> Schelin, all on the CONLANG list*/ > w=EB - deals with the desire to do/be something in various ways > > aw=EB - want to > ow=EB - fail to > uw=EB - appear to > =EBw=EB - pretend not to / secretively > ew=EB - "because it's the right/expected/honorable thing to do" > iw=EB - "for no particular/discernable reason", spontaneously
Yes I remember these concepts from both Matt's Tokana and Sally's Teonaht. Two excellant sources of inspiration. Keep listening to them.
> Affirmative/Negative > > Evidentials are used to form standard affirmative/negative responses.
These can
> be combined with or replaced by restating the word about which the
question was
> asked, with <-ne> to show the negative. > The word <yaa> is used to give a kind of "grudging" agreement, or an
> where the respondent has no pertinent evidence to form an opinion. > The particle <ru> is used when forming pronouns used to point out the
answer to
> a <kii> question.
A very modal language yours. It would be interesting to see how these diverse modal influences interact. One can imagine some very subtle semantics emerging.
> Suffixes - are used almost exactly the same way as if they were prepose=
d to
> their associated word in English. > /*main sources are the Latin and PIE natlangs*/ > > -ne Not > -khe And > -ra Additive Or (x yra zra =3D one or more of x y z) > -co Exlusive Or (x yco zco =3D exactly one of x y z) > (w xco yra zco =3D w (x yra)co zco =3D one or both of x y or one of w z=
> (w xra yco zra =3D w (x yco)ra zra)
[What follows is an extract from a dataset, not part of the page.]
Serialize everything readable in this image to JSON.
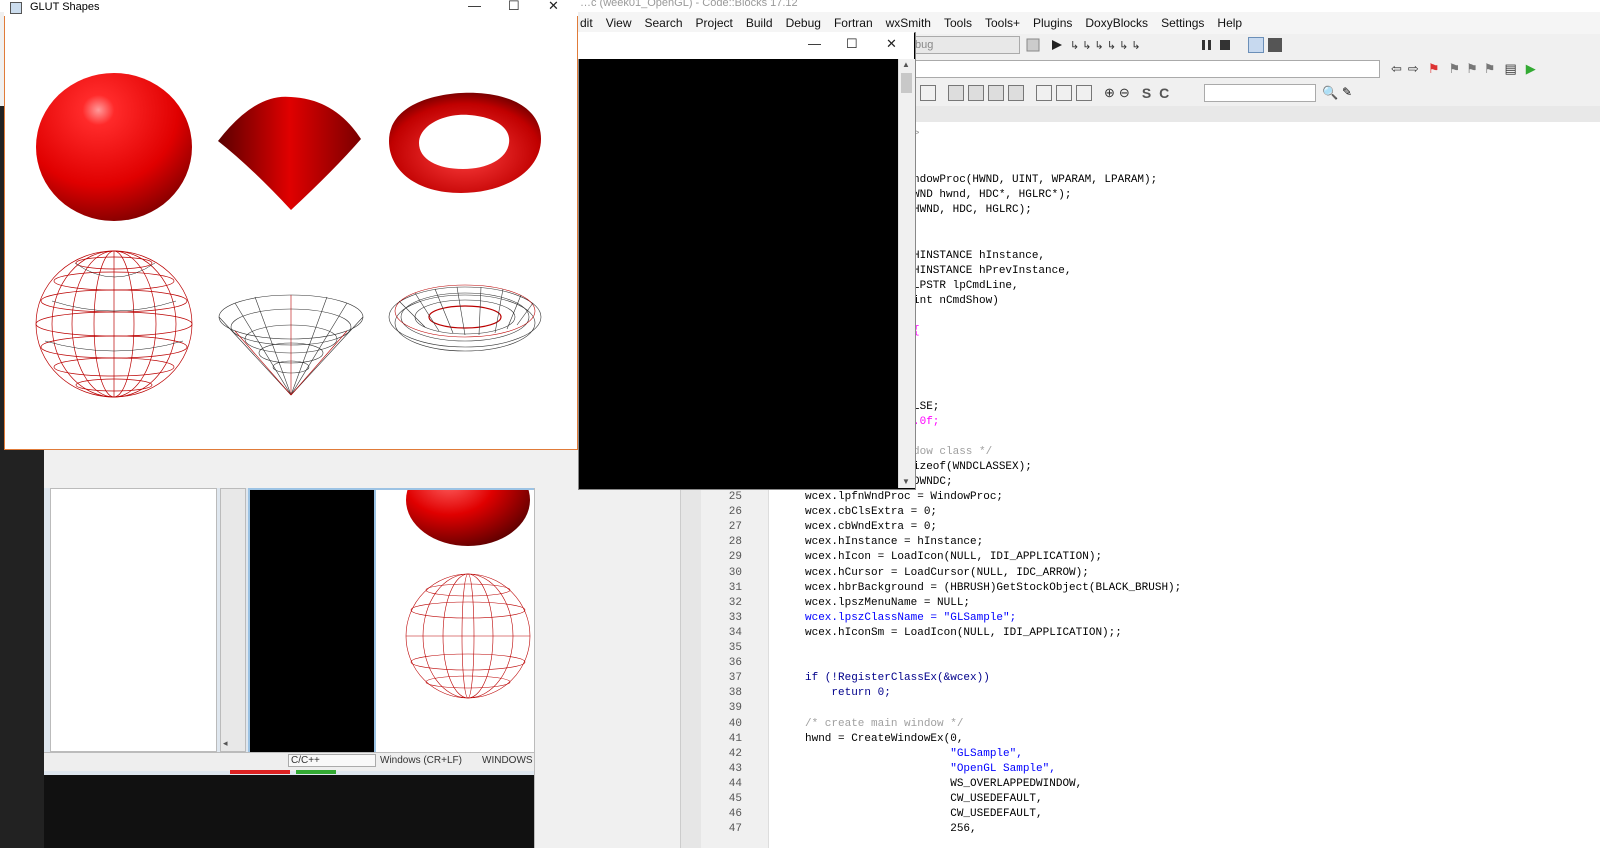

There is an interesting book that you might want to read called 'Everythi= ng That Linguist Have Always Wanted To Know about Logic But Were Ashamed To Ask' by James McCawley. I've got more comments, but I got to run. Keep up the good work. David